Picture and Sound

Criterion, as always, presents a fine DVD. The picture quality is not quite perfect (some scratch-like blemishes survive in a scene in the apartment, and some of the fields of black seem to have faded to blue — although perhaps that’s just a light in the lens). But the restoration by Rialto and the Criterion transfer are very good. If anything, the Criterion DVD is cleaner than the 35mm prints that toured the country, although the immediacy of the medium is lost on a television. (The transfer to video was supervised by director of photography Raoul Coutard.)

DVD Extras

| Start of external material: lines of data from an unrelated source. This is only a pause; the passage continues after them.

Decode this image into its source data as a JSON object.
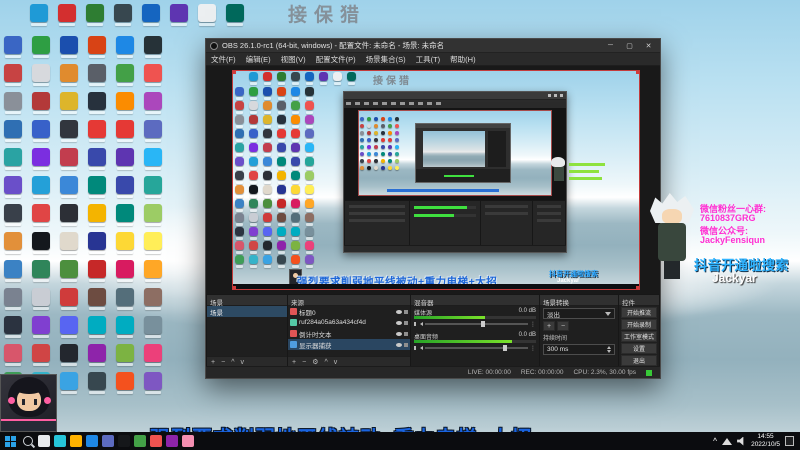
{
  "desktop": {
    "watermark": "接保猎",
    "overlay_text": "强烈要求削弱地平线被动+重力电梯+大招",
    "top_icon_colors": [
      "#1f9ad6",
      "#d32f2f",
      "#2e7d32",
      "#37474f",
      "#1565c0",
      "#5e35b1",
      "#eceff1",
      "#00695c"
    ],
    "icon_columns": [
      [
        "#3a66c4",
        "#c74343",
        "#8a9099",
        "#2f6fb3",
        "#2aa3a3",
        "#6a4fc9",
        "#39404a",
        "#e2903a",
        "#3b82c4",
        "#7a8290",
        "#2b3340",
        "#d8566b",
        "#3f9d58"
      ],
      [
        "#2e9e43",
        "#d7d9dd",
        "#b33939",
        "#3861c9",
        "#7b2ee0",
        "#24a0d8",
        "#e04545",
        "#14181d",
        "#2f855a",
        "#c9cdd4",
        "#803fd0",
        "#d04545",
        "#35b3c9"
      ],
      [
        "#1b4fae",
        "#e08b2e",
        "#ddb52b",
        "#32363e",
        "#c23d4e",
        "#3b88d8",
        "#2c2f36",
        "#e0d9cc",
        "#4c8f3e",
        "#cf3b3b",
        "#5865f2",
        "#23272e",
        "#3aa3e3"
      ],
      [
        "#d84315",
        "#5a5f68",
        "#27313d",
        "#e53935",
        "#3949ab",
        "#00897b",
        "#f4b400",
        "#283593",
        "#c62828",
        "#6d4c41",
        "#00acc1",
        "#8e24aa",
        "#37474f"
      ],
      [
        "#1e88e5",
        "#43a047",
        "#fb8c00",
        "#e53935",
        "#5e35b1",
        "#3949ab",
        "#00897b",
        "#fdd835",
        "#d81b60",
        "#546e7a",
        "#00acc1",
        "#7cb342",
        "#f4511e"
      ],
      [
        "#263238",
        "#ef5350",
        "#ab47bc",
        "#5c6bc0",
        "#29b6f6",
        "#26a69a",
        "#9ccc65",
        "#ffee58",
        "#ffa726",
        "#8d6e63",
        "#78909c",
        "#ec407a",
        "#7e57c2"
      ]
    ]
  },
  "obs": {
    "title": "OBS 26.1.0-rc1 (64-bit, windows) - 配置文件: 未命名 - 场景: 未命名",
    "menus": [
      "文件(F)",
      "编辑(E)",
      "视图(V)",
      "配置文件(P)",
      "场景集合(S)",
      "工具(T)",
      "帮助(H)"
    ],
    "scenes": {
      "title": "场景",
      "items": [
        "场景"
      ]
    },
    "sources": {
      "title": "来源",
      "items": [
        {
          "name": "标题0",
          "type": "text",
          "color": "#e05555"
        },
        {
          "name": "ruf284a05a63a434cf4d",
          "type": "image",
          "color": "#55c9a6"
        },
        {
          "name": "倒计时文本",
          "type": "text",
          "color": "#e05555"
        },
        {
          "name": "显示器捕获",
          "type": "display",
          "color": "#4f9de0"
        }
      ]
    },
    "mixer": {
      "title": "混音器",
      "channels": [
        {
          "name": "媒体源",
          "db": "0.0 dB",
          "level": 58
        },
        {
          "name": "桌面音频",
          "db": "0.0 dB",
          "level": 80
        }
      ]
    },
    "transitions": {
      "title": "场景转换",
      "selected": "淡出",
      "duration_label": "持续时间",
      "duration": "300 ms"
    },
    "controls": {
      "title": "控件",
      "buttons": [
        "开始推流",
        "开始录制",
        "工作室模式",
        "设置",
        "退出"
      ]
    },
    "statusbar": {
      "live": "LIVE: 00:00:00",
      "rec": "REC: 00:00:00",
      "cpu": "CPU: 2.3%, 30.00 fps"
    }
  },
  "overlay_right": {
    "line1": "微信粉丝一心群:",
    "line2": "7610837GRG",
    "line3": "微信公众号:",
    "line4": "JackyFensiqun",
    "douyin": "抖音开通啦搜索",
    "name": "Jackyar"
  },
  "taskbar": {
    "time": "14:55",
    "date": "2022/10/5",
    "icon_colors": [
      "#e8eaed",
      "#26c6da",
      "#ffb300",
      "#1e88e5",
      "#5c6bc0",
      "#15171a",
      "#43a047",
      "#ef5350",
      "#8e24aa",
      "#f48fb1"
    ]
  },
  "glyphs": {
    "plus": "+",
    "minus": "−",
    "up": "^",
    "down": "v",
    "gear": "⚙",
    "dots": "⋮",
    "min": "─",
    "max": "▢",
    "close": "✕"
  }
}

Criterion includes several extra features, choosing the rare over the slick. There are very few modern insights into A Woman is a Woman on this DVD, but there are lots of historical oddities. Perhaps the most intriguing is an audio recording, originally released on record, that includes dialogue and music from A Woman is a Woman, along with the odd comment from Godard about his philosophy of cinema. Was this record sold to fans or given to critics? Criterion doesn’t say, noting only that it’s rare. While the audio plays, Criterion shows an English translation, cut together with an arbitrary slide show of polka dots.

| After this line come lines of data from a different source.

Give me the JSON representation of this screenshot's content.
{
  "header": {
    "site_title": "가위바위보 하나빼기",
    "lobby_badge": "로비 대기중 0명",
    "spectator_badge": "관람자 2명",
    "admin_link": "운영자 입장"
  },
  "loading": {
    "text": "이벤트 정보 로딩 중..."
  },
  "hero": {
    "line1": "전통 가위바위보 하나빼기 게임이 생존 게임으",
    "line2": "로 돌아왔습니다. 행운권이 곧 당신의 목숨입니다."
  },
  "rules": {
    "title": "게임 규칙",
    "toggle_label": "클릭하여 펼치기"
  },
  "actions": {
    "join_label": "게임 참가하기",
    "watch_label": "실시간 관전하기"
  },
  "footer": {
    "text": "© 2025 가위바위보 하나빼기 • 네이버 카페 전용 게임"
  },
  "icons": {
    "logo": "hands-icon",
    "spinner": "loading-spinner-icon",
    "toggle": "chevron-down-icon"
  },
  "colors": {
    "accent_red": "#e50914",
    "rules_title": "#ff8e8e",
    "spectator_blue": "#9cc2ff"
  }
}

There’s also a filmed interview with Anna Karina, made for French television in 1966. Historians and Godardophiles won’t find much information but may enjoy seeing Karina in her own excessive makeup and clothes.

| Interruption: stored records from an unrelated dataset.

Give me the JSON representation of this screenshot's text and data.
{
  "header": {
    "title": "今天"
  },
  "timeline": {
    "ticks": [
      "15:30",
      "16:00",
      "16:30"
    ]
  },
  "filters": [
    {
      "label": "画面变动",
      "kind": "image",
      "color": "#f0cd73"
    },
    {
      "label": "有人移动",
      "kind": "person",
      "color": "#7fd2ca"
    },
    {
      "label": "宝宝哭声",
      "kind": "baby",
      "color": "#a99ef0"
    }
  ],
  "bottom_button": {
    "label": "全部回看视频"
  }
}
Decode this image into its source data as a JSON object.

There are also galleries of stills from the set of the A Woman is a Woman and of posters from various international releases and revivals of the film.

The most entertaining extra feature is a 20-minute film, the first Godard film to get produced (although it’s not literally his first film). Written by Eric Rohmer, the film is called Tous Les Garçons S’appellent Patrick (All the Boys are Called Patrick). Godard uses Brialy, (Emile inA Woman is a Woman) as a ladies’ man who picks up two girls on the same day. They happen to be roommates, and they don’t realize that their own “Patrick” is the same “Patrick” as the other’s.

The DVD includes a booklet with two essays. The first, by J. Hoberman of The Village Voice, reveals Godard’s early career in the early 1960s. The second is composed of interviews with Godard from 1961. Both offer a little insight into the mind of Godard, whose films are often unapproachable and difficult. Frankly, I don’t often like them, but that dislike also intrigues me. It’s not that I find them to be badly made, it’s that I don’t like what he deliberately chooses to do. And so I keep returning to films made by Godard as I wouldn’t for, say, Joel Schumacher.

But A Woman is a Woman is a good choice if you want to approach Godard. It has his trademark anti-movie style without seeming inscrutable. Karina’s Angela feels like a real woman, and Godard’s chaotic style fits well with her lively, unpredictable personality. The energy, joy, and playful love of cinema make A Woman is a Woman hard not to like.